Film Review: Legendary

Stix Dig Hick Pix? A firmly Middle American high-school drama, set in small-town Oklahoma, about classical wrestling, starring a sports-entertainment wrestler and produced by World Wrestling Entertainment.

There must have come a moment for the estimable, classically trained, Emmy Award-winning and Oscar-nominated stage and screen actress Patricia Clarkson when she stood opposite her co-star, pro wrestler John Cena, and asked herself, "What am I doing here?" The answer, presumably, is that she has bills to pay. Or maybe she wanted to reach an audience that doesn't watch "Frasier" or "Six Feet Under" and wouldn't know High Art if they ran into it on the street, or at a NASCAR race.

Clarkson, in fact, doesn't actually seem to be giving it her all playing Sharon, the mother of a geeky teen and of an older, estranged son who was once a high-school wrestling phenom, except for a moving scene in which she discusses their father's death. Seeing her in the crowd of a wrestling match yelling, "Squeeze it! Squeeze it!" is even a little embarrassing.

However, Devon Graye, the star of this teen-oriented film produced by the pro-wrestling conglomerate World Wrestling Entertainment, holds the center well, even when called upon to do ridiculous scenes like weighing in naked at a wrestling match to psych out his opponent. Given that this high-school drama is set in a tiny, shall we say non-cosmopolitan Oklahoma town, I'm not sure how that would've played out in real life. Probably not well. Regardless, former "Dexter" semi-regular Graye, as the 135-pound Cal Chetley, never wavers—whether walking away literally butt-naked or trying to connect emotionally with Mike, the taciturn, 28-year-old brother he's maybe seen twice in 10 years, and who, as played by Cena, has all the emotional range of a brick.

The film—which also includes voiceover narrator and pop-in "Magical Negro" Danny Glover as someone from the family's past—does nod admirably to non-jock lifestyles, both in Cal's well-roundedness and guts and in the creatively eccentric girl-next-door, Luli (Madeleine Martin of "Californication")—who, with her snub nose and her baby-fat chunkiness, isn't some interchangeable teen-blonde "Gossip Girl" clone. In a nice touch, the doe-eyed Martin, who uses the same oddly stylized vocal pattern as on her Showtime series, comes across as very real and not as a "Manic Pixie Dream Girl."

Yet the blunt and bludgeoning script by longtime actor John Posey in his first produced feature should get thrown out of the ring.
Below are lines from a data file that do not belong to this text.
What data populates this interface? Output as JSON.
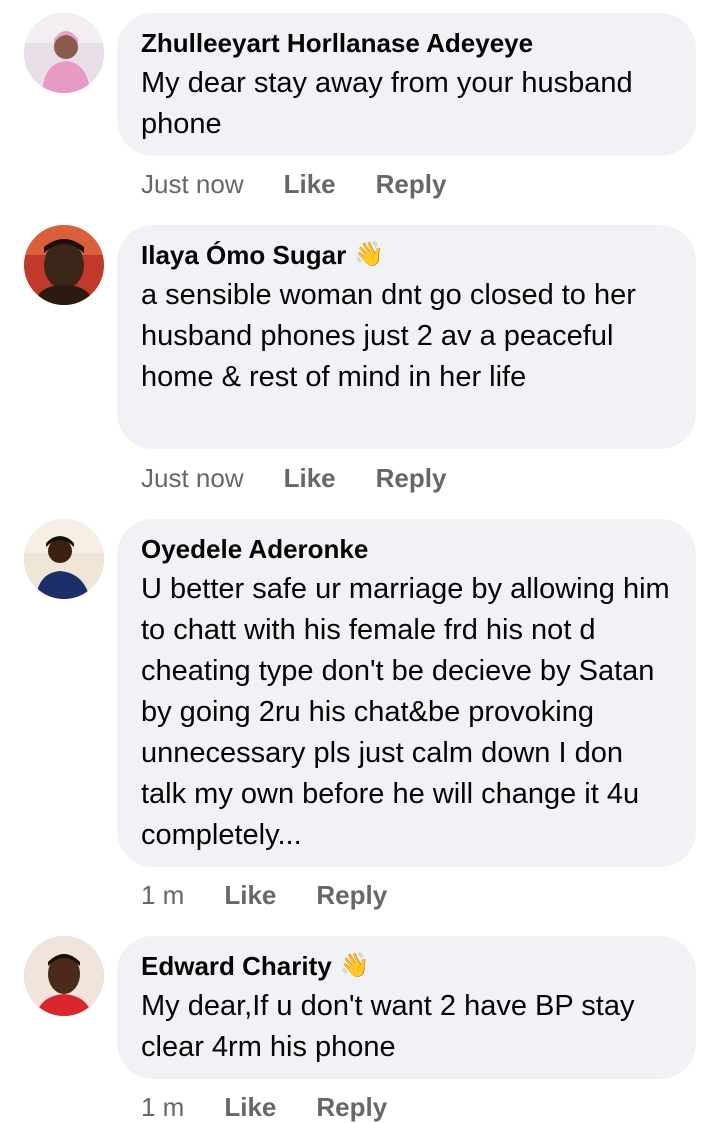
{
  "comments": [
    {
      "name": "Zhulleeyart Horllanase Adeyeye",
      "text": "My dear stay away from your husband phone",
      "time": "Just now",
      "like": "Like",
      "reply": "Reply",
      "has_wave": false
    },
    {
      "name": "Ilaya Ómo Sugar",
      "text": "a sensible woman dnt go closed to her husband phones just 2 av a peaceful home & rest of mind in her life",
      "time": "Just now",
      "like": "Like",
      "reply": "Reply",
      "has_wave": true
    },
    {
      "name": "Oyedele Aderonke",
      "text": "U better safe ur marriage by allowing him to chatt with his female frd his not d cheating type don't be decieve by Satan by going 2ru his chat&be provoking unnecessary pls just calm down I don talk my own before he will change it 4u completely...",
      "time": "1 m",
      "like": "Like",
      "reply": "Reply",
      "has_wave": false
    },
    {
      "name": "Edward Charity",
      "text": "My dear,If u don't want 2 have BP stay clear 4rm his phone",
      "time": "1 m",
      "like": "Like",
      "reply": "Reply",
      "has_wave": true
    }
  ],
  "icons": {
    "wave": "waving-hand-icon"
  }
}
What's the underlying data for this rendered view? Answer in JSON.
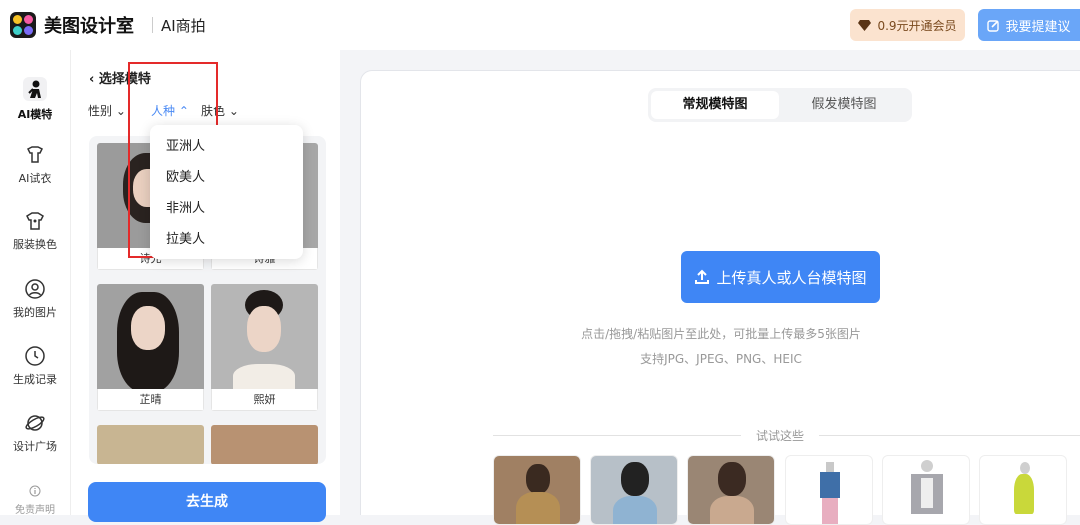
{
  "header": {
    "brand": "美图设计室",
    "subtitle": "AI商拍",
    "vip_label": "0.9元开通会员",
    "suggest_label": "我要提建议"
  },
  "sidebar": {
    "items": [
      {
        "label": "AI模特",
        "icon": "person-icon"
      },
      {
        "label": "AI试衣",
        "icon": "hanger-shirt-icon"
      },
      {
        "label": "服装换色",
        "icon": "tshirt-icon"
      },
      {
        "label": "我的图片",
        "icon": "user-circle-icon"
      },
      {
        "label": "生成记录",
        "icon": "clock-icon"
      },
      {
        "label": "设计广场",
        "icon": "planet-icon"
      },
      {
        "label": "免责声明",
        "icon": "info-icon"
      }
    ]
  },
  "panel": {
    "back_label": "选择模特",
    "filters": {
      "gender": "性别",
      "race": "人种",
      "skin": "肤色"
    },
    "models": [
      {
        "name": "诗允"
      },
      {
        "name": "诗雅"
      },
      {
        "name": "芷晴"
      },
      {
        "name": "熙妍"
      }
    ],
    "generate_label": "去生成"
  },
  "dropdown": {
    "options": [
      "亚洲人",
      "欧美人",
      "非洲人",
      "拉美人"
    ]
  },
  "main": {
    "tabs": [
      "常规模特图",
      "假发模特图"
    ],
    "upload_label": "上传真人或人台模特图",
    "hint1": "点击/拖拽/粘贴图片至此处，可批量上传最多5张图片",
    "hint2": "支持JPG、JPEG、PNG、HEIC",
    "try_label": "试试这些"
  },
  "colors": {
    "accent": "#3f86f5",
    "vip_bg": "#fbe3cf",
    "highlight": "#e42a2a"
  }
}
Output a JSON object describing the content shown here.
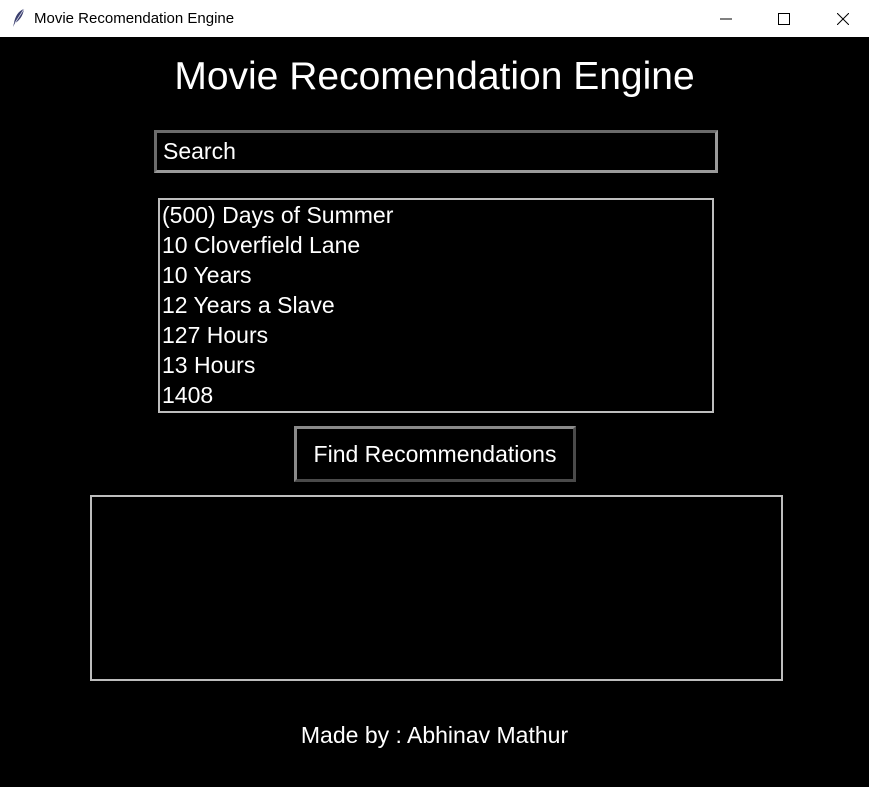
{
  "window": {
    "title": "Movie Recomendation Engine",
    "icon": "feather-icon",
    "controls": [
      "minimize-icon",
      "maximize-icon",
      "close-icon"
    ]
  },
  "app": {
    "heading": "Movie Recomendation Engine",
    "search": {
      "value": "Search"
    },
    "movies": [
      "(500) Days of Summer",
      "10 Cloverfield Lane",
      "10 Years",
      "12 Years a Slave",
      "127 Hours",
      "13 Hours",
      "1408"
    ],
    "find_button": "Find Recommendations",
    "results": [],
    "credit": "Made by : Abhinav Mathur"
  },
  "colors": {
    "background": "#000000",
    "text": "#ffffff",
    "titlebar": "#ffffff",
    "border": "#bdbdbd"
  }
}
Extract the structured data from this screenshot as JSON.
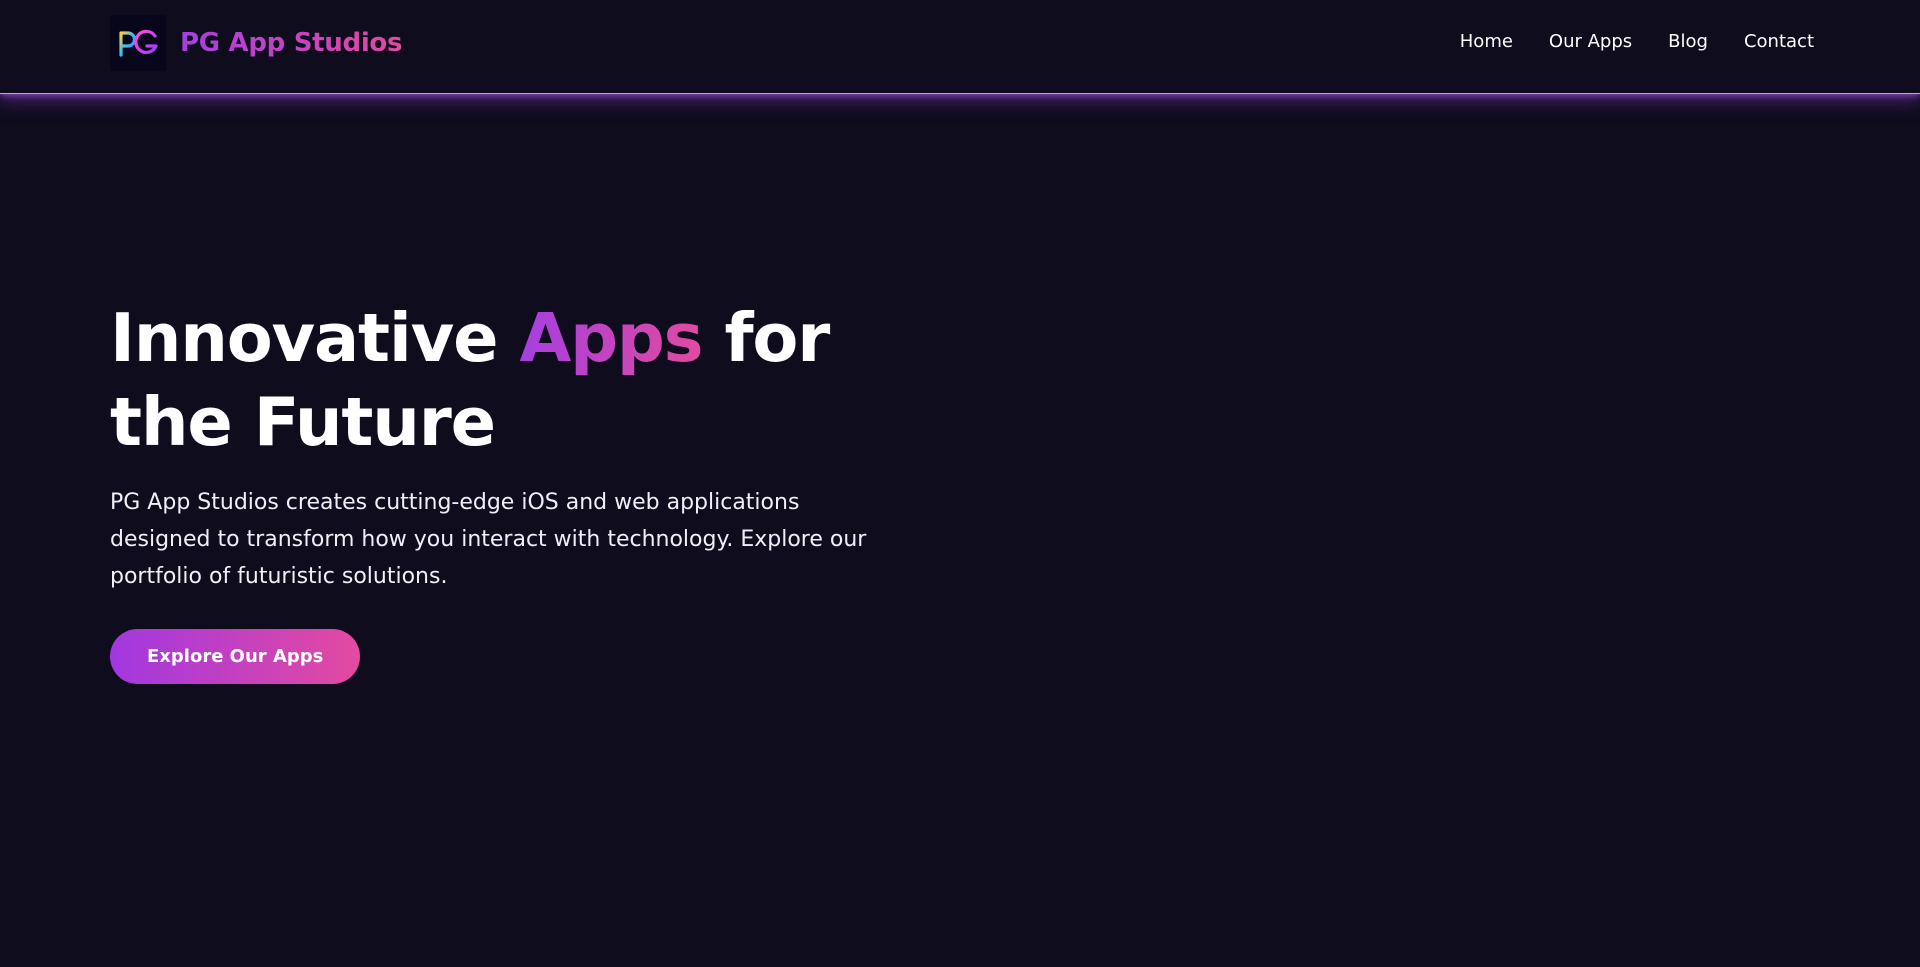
{
  "brand": {
    "name": "PG App Studios",
    "logo_icon": "pg-logo-icon",
    "gradient": [
      "#a63fe0",
      "#e14aa0"
    ]
  },
  "nav": {
    "items": [
      {
        "label": "Home"
      },
      {
        "label": "Our Apps"
      },
      {
        "label": "Blog"
      },
      {
        "label": "Contact"
      }
    ]
  },
  "hero": {
    "title_before": "Innovative ",
    "title_accent": "Apps",
    "title_after": " for the Future",
    "subtitle": "PG App Studios creates cutting-edge iOS and web applications designed to transform how you interact with technology. Explore our portfolio of futuristic solutions.",
    "cta_label": "Explore Our Apps"
  },
  "colors": {
    "background": "#0f0c1d",
    "header_glow": "#c79bf2",
    "accent_start": "#a63fe0",
    "accent_end": "#e14aa0"
  }
}
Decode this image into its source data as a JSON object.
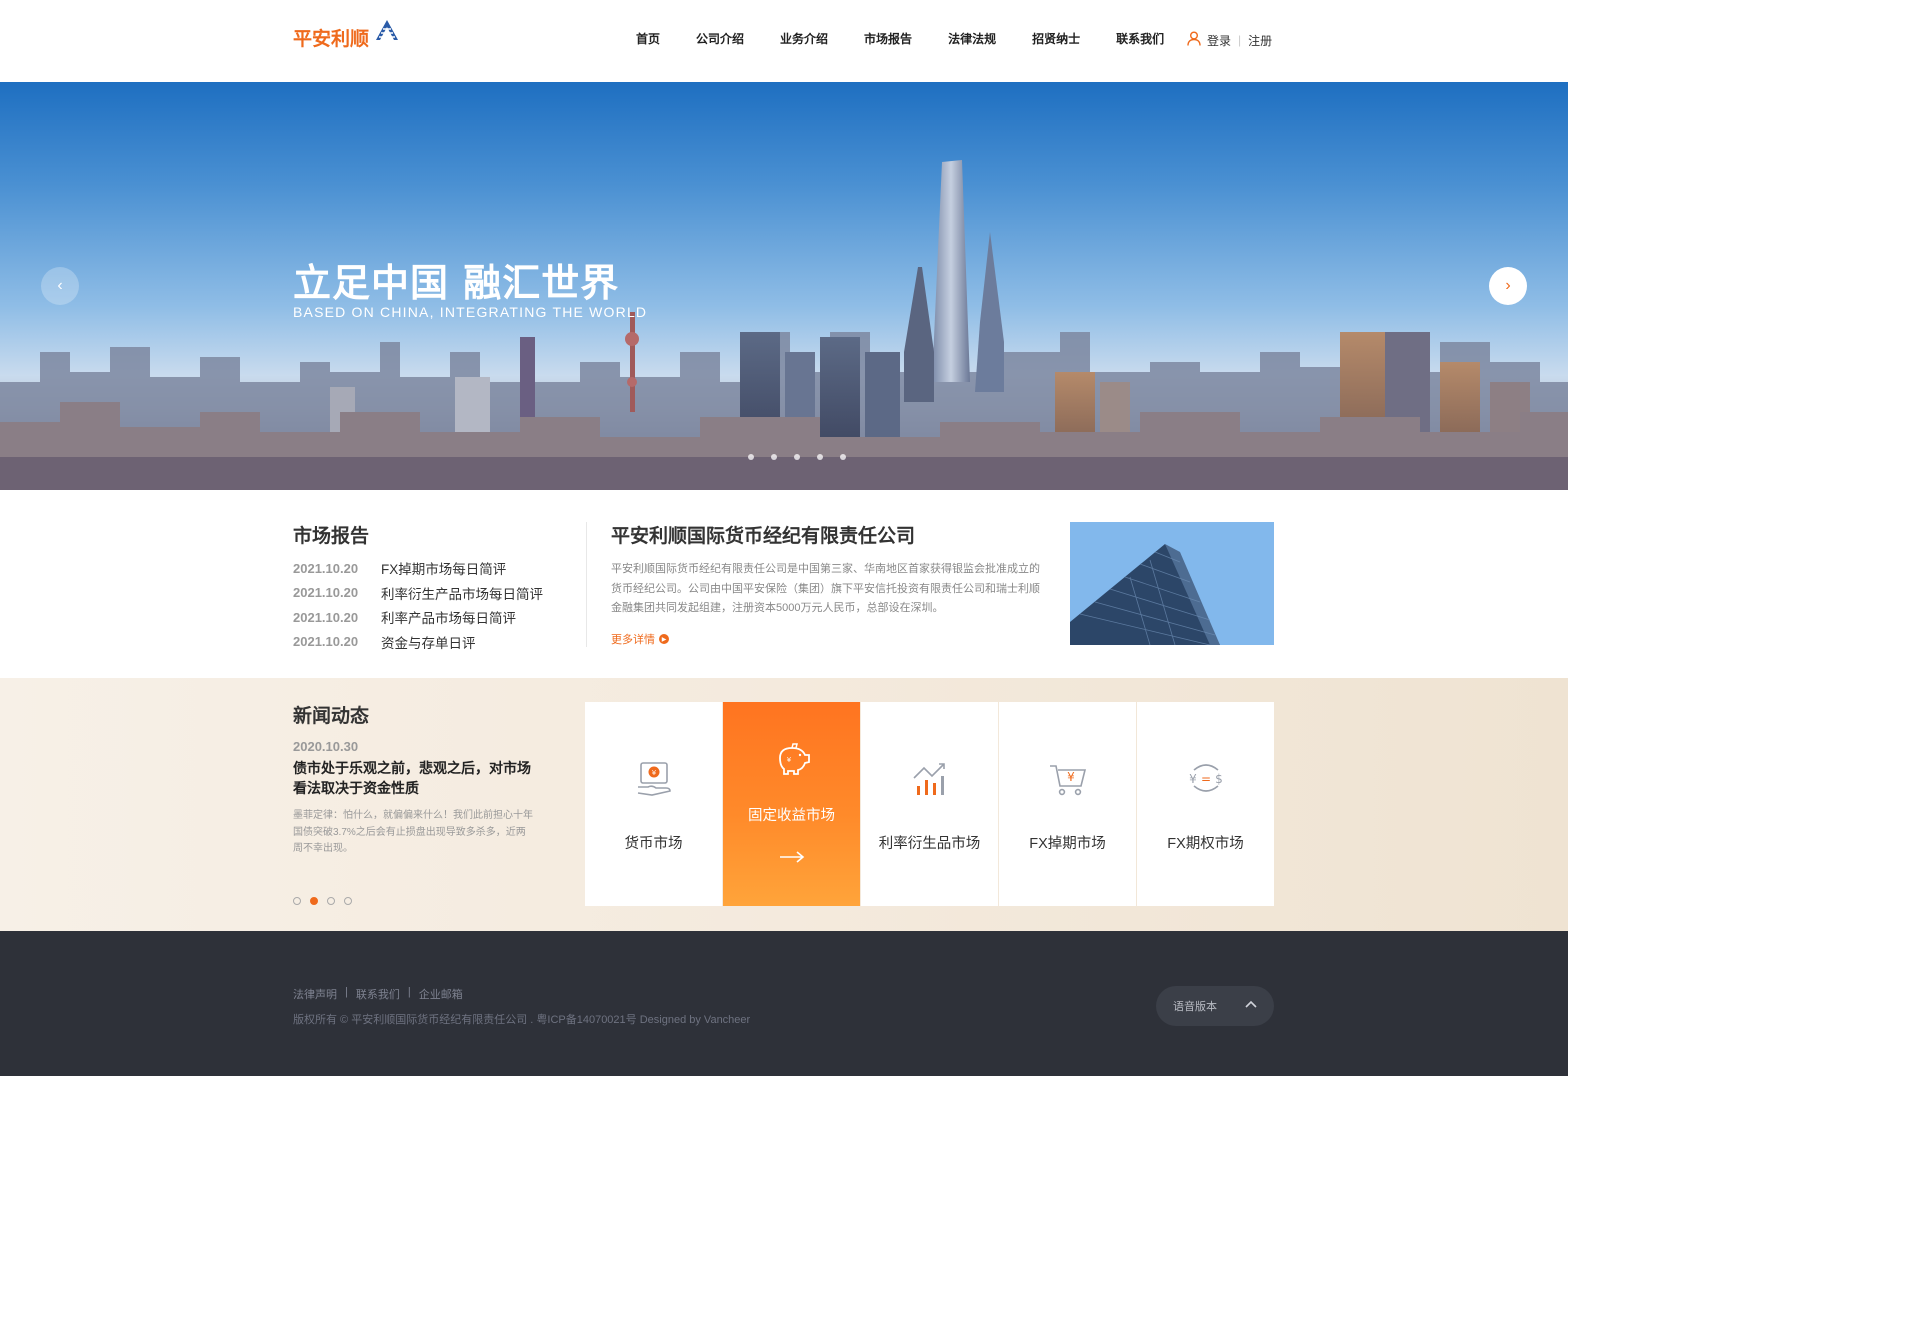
{
  "brand": {
    "name": "平安利顺",
    "accent": "#ef6a1c",
    "logo_icon": "triangle-stripes-logo-icon"
  },
  "nav": {
    "items": [
      "首页",
      "公司介绍",
      "业务介绍",
      "市场报告",
      "法律法规",
      "招贤纳士",
      "联系我们"
    ]
  },
  "user": {
    "icon": "user-icon",
    "login": "登录",
    "register": "注册"
  },
  "banner": {
    "title": "立足中国  融汇世界",
    "subtitle": "BASED ON CHINA, INTEGRATING THE WORLD",
    "prev_icon": "chevron-left-icon",
    "next_icon": "chevron-right-icon",
    "slide_count": 5
  },
  "market": {
    "title": "市场报告",
    "reports": [
      {
        "date": "2021.10.20",
        "title": "FX掉期市场每日简评"
      },
      {
        "date": "2021.10.20",
        "title": "利率衍生产品市场每日简评"
      },
      {
        "date": "2021.10.20",
        "title": "利率产品市场每日简评"
      },
      {
        "date": "2021.10.20",
        "title": "资金与存单日评"
      }
    ]
  },
  "about": {
    "title": "平安利顺国际货币经纪有限责任公司",
    "text": "平安利顺国际货币经纪有限责任公司是中国第三家、华南地区首家获得银监会批准成立的货币经纪公司。公司由中国平安保险（集团）旗下平安信托投资有限责任公司和瑞士利顺金融集团共同发起组建，注册资本5000万元人民币，总部设在深圳。",
    "more": "更多详情"
  },
  "news": {
    "title": "新闻动态",
    "date": "2020.10.30",
    "headline": "债市处于乐观之前，悲观之后，对市场看法取决于资金性质",
    "body": "墨菲定律：怕什么，就偏偏来什么！我们此前担心十年国债突破3.7%之后会有止损盘出现导致多杀多，近两周不幸出现。",
    "pages": 4,
    "active_page": 2
  },
  "services": [
    {
      "label": "货币市场",
      "icon": "hand-money-icon",
      "active": false
    },
    {
      "label": "固定收益市场",
      "icon": "piggy-bank-icon",
      "active": true
    },
    {
      "label": "利率衍生品市场",
      "icon": "bar-chart-trend-icon",
      "active": false
    },
    {
      "label": "FX掉期市场",
      "icon": "shopping-cart-icon",
      "active": false
    },
    {
      "label": "FX期权市场",
      "icon": "currency-exchange-icon",
      "active": false
    }
  ],
  "footer": {
    "links": [
      "法律声明",
      "联系我们",
      "企业邮箱"
    ],
    "copyright": "版权所有 © 平安利顺国际货币经纪有限责任公司 .   粤ICP备14070021号 Designed by Vancheer",
    "language": "语音版本"
  }
}
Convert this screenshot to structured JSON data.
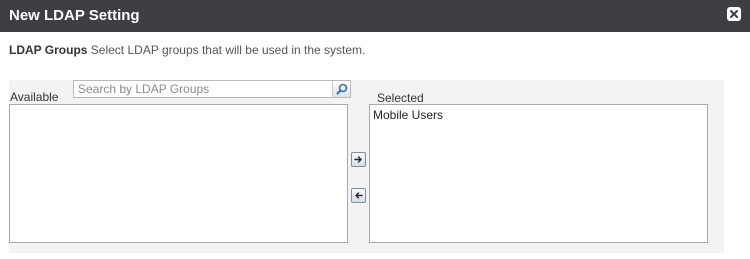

Everything is surface, baldly stated. Sharon doesn't want Cal to wrestle because Mike and her late husband Mac both did and "it ate them up." When Cal wants to visit Mike a few towns over to get his wrestling expertise, she tells him, "What do you think—he's gonna help you? Help you know your father?" And of course, the sage and smiling Harry Newman (Glover), down by the catfish pond, is there to help, asking Cal, "Wanna share some of those heavy thoughts you're carrying?"

Nor does the plot hang together. Sharon visits the wrestling coach (Posey), asking him not to let Cal wrestle. But there's a not a high school in the country that lets kids play contact sports without a signed liability waiver from the parents. One would-be heartwarming scene involves Cal perjuring himself in court to get his brother out of a jail sentence—a sentence he's inexplicably about to receive despite an entire bar full of witnesses when he fought in self-defense after being attacked from behind. And most outlandishly, Cal walks onto the floor in a climactic regional championship match wearing a splashy hand-painted robe, amid pyrotechnic flash pots, music and lighting effects, and nobody bats an eye!

It's admirable that Legendary tries to be inspirational, but as Samuel Goldwyn, the namesake of this film's distributor, supposedly said, "If you want to send a message, call Western Union." To which we'd add: If you want to make a wrestling movie, get moviemakers, not wrestlers.